Even without home runs, Kris Bryant has been just fine. (USATSI)
Even without home runs, Kris Bryant has been just fine. (USATSI)

Forgive the click-bait-y headline; that was coworker Heath Cummings' idea, much to Scott White's chagrin. Still, it's interesting that Kris Bryant, widely considered to be the best power hitting prospect since probably Giancarlo Stanton, has gone 15 games without hitting a homer since making his major-league debut.

That isn't necessarily indicative of anything, as even the best power hitters will be expected to go 15 games without a home run at some+ point; Stanton had a stretch like that last June, followed by a 10-game homerless stretch immediately after. Slumps happen, and they don't necessarily mean anything.

But maybe you invested a high pick in Bryant -- he went as high as 38th in CBSSports.com H2H leagues, and snuck into the third round in one Roto league -- and are starting to wonder where all this power you were promised is. Fantasy owners aren't exactly the most patient species of sports fan, but I promise you, the power is coming.

Coming up through the minors, Bryant deposited one over the wall once every 3.3 games, and it wasn't just because of his raw power. Though Bryant, standing 6'5" and weighing in at 215 pounds, does have considerable raw power -- an 80 on the scouting scale -- that wasn't what made him so dangerous. Lots of players have raw power to hit 30 homers, but not every player has Bryant's approach at the plate.

Minor-league play-by-play and batted-ball data isn't perfect, but some trends are too clear to ignore, with Bryant's flyball tendencies a perfect example. There might be some noise involved at this level, but Bryant consistently put the ball in the air a on in the minors, with MinorLeagueCentral.com showing 45.8 percent of his batted balls as outfield fly balls.

So, not only does Bryant hit the ball far, he hits it in the air a ton, at least in the minors. That is, it goes without saying, a recipe for success, assuming you define success as "A whole bunch of homers." And, through the first 15 games of his major-league career, the batted-ball data has held true as well. He has 19 fly balls on 35 balls in play, giving him a 54.3 fly ball percentage that would rank third in baseball if he qualified.

The average major-league hitter put 10.4 percent of his fly balls over the fend in the month of April; Bryant's mark was a decidedly less impressive zero percent. Even if we assume Bryant has just average raw power, we would still have expected him to hit two home runs on 19 fly balls.

So what? Maybe he just doesn't hit the ball very hard; a high fly ball rate is no guarantee of robust power numbers, as Stephen Drew's career can attest. After all, Drew ranks near the top of the leaderboard in fly ball percentage, and he hasn't reached 15 home runs in a season since 2010.  

This is where the new batted-ball data from Statcast can come in handy. Per BaseballSavant.com, which keeps track of such things through MLB Gameday feeds, Drew ranks just 237th out of 272 batters in average batted-ball velocity, at 85.4 MPH.

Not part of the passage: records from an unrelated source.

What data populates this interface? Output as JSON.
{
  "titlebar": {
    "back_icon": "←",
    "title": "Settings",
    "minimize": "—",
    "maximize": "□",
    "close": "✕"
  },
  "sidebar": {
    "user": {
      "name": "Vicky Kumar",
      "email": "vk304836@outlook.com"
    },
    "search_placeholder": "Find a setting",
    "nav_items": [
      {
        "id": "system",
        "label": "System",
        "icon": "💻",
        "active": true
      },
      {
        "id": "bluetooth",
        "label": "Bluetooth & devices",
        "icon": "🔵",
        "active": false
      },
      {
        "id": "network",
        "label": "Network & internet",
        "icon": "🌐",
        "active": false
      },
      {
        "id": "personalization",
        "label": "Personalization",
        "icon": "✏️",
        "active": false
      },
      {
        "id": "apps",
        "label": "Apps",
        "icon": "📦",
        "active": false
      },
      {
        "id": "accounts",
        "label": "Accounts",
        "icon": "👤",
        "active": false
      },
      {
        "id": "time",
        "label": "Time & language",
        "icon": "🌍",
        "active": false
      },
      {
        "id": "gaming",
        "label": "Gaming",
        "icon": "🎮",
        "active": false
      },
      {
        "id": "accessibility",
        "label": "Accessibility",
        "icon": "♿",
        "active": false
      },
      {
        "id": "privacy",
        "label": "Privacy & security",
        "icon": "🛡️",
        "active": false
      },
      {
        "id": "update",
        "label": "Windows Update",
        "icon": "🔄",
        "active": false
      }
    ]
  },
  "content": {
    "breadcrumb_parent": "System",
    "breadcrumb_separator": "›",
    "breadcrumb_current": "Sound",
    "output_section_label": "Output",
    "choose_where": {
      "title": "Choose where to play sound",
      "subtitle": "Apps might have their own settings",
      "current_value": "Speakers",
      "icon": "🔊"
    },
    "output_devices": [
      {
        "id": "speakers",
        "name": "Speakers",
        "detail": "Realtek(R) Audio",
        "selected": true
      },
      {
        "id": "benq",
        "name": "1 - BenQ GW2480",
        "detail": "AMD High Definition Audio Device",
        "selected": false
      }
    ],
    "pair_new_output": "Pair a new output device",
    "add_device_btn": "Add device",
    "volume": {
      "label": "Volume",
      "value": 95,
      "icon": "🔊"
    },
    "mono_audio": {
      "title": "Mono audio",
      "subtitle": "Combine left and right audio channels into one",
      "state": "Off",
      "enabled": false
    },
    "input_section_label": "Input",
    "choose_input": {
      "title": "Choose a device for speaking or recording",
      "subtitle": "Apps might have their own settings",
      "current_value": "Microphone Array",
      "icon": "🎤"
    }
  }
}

Bryant, on the other hand, has no such issues. He hasn't displayed elite batted-ball velocity so far, ranking 87th in the league, between Brad Miller and Salvador Perez. However, it isn't like he's among the dregs of the league here; he comes in at the 68th percentile, well above average.

More importantly, Bryant also ranks fifth in average batted ball distance, at 219.8 feet. The only players ahead of him are Joc Pederson, Scott Van Slyke, Freddie Freeman and Justin Turner, who collectively have an 18.4 HR/FB ratio on the season. So, clearly, Bryant has had some bad luck.

Like, when you crush a pair of balls 104 and 106 MPH and end up with a double and a triple off the wall, respectively.

While, the snarky among you might point out that those two balls are the definition of warning track power, I would point out that the second almost certainly goes out in Wrigley -- he hit the furthest part of the kink out in right field -- and the second was hit 390 feet to left-center, and could have been out in a handful of other parks.

Bryant's lack of over-the-fence power has been more about location than anything else. We're going to see some of these doubles soar over the fence before long, so don't worry. Bryant has all of the tools to be one of, if not the best, power hitters in the game, and not much has changed since we were all losing our collective minds in the spring. 

Just for fun, I decided to ask our our Fantasy baseball writers for their prediction on when Bryant finally clubs his first home run: 

  • Scott White - May 5, at Cardinals
  • Al Melchior - May 8, at Brewers
  • Heath Cummings - May 11 vs. Mets 

As for me, I say Bryant's due, and will take Cardinals starter Carlos Martinez deep in the first inning tonight.